--- DATA FOR REVIEW ---
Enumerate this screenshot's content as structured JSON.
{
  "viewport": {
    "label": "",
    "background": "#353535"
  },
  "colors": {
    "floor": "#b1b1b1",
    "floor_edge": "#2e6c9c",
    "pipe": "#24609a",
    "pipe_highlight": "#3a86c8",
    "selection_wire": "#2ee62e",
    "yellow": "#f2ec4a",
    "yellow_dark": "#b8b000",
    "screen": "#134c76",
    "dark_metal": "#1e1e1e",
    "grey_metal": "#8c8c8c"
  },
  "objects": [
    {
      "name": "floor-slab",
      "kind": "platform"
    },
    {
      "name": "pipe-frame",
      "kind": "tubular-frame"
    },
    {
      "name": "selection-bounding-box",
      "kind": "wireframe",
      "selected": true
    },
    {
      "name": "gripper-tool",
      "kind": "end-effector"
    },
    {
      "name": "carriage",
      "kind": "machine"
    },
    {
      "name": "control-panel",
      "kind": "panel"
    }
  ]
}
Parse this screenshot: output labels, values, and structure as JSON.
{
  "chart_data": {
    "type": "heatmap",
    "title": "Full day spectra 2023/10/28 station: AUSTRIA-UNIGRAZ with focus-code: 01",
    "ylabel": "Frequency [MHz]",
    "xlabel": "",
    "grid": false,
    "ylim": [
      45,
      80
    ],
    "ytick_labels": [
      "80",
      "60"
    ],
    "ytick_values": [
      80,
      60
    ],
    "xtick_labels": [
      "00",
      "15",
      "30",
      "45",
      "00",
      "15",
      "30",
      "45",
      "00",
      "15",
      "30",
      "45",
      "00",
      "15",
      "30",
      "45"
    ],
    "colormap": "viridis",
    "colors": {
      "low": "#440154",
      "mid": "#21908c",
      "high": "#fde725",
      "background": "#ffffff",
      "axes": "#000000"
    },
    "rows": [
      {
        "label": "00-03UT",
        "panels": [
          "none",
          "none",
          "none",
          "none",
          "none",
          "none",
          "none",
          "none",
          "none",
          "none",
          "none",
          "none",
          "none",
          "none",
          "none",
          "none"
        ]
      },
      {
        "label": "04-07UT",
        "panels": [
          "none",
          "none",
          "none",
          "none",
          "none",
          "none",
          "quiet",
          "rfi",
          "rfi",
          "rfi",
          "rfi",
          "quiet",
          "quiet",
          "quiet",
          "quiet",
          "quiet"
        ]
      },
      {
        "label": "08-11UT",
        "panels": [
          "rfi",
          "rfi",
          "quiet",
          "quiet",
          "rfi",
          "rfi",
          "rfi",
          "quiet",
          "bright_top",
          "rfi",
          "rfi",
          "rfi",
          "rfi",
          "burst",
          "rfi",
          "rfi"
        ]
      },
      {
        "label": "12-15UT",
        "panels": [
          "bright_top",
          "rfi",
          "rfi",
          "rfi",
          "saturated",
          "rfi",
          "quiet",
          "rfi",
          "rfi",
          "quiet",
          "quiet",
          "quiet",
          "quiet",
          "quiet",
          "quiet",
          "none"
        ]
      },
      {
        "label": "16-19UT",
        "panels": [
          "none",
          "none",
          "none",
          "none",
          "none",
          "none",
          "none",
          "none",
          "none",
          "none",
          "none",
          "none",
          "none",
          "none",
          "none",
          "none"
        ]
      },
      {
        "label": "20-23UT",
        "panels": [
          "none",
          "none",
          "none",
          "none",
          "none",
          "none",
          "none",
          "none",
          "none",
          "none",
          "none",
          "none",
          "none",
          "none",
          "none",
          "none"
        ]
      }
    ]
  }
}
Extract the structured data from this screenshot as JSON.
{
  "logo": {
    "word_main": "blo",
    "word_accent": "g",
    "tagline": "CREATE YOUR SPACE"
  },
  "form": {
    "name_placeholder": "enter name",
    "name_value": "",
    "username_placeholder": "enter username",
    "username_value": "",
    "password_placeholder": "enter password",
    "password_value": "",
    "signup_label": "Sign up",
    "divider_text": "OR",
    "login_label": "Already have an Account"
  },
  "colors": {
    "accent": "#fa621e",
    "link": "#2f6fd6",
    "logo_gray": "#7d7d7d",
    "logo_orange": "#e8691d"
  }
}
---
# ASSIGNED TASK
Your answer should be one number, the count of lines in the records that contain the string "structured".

# SOLUTION TO THE PROBLEM
2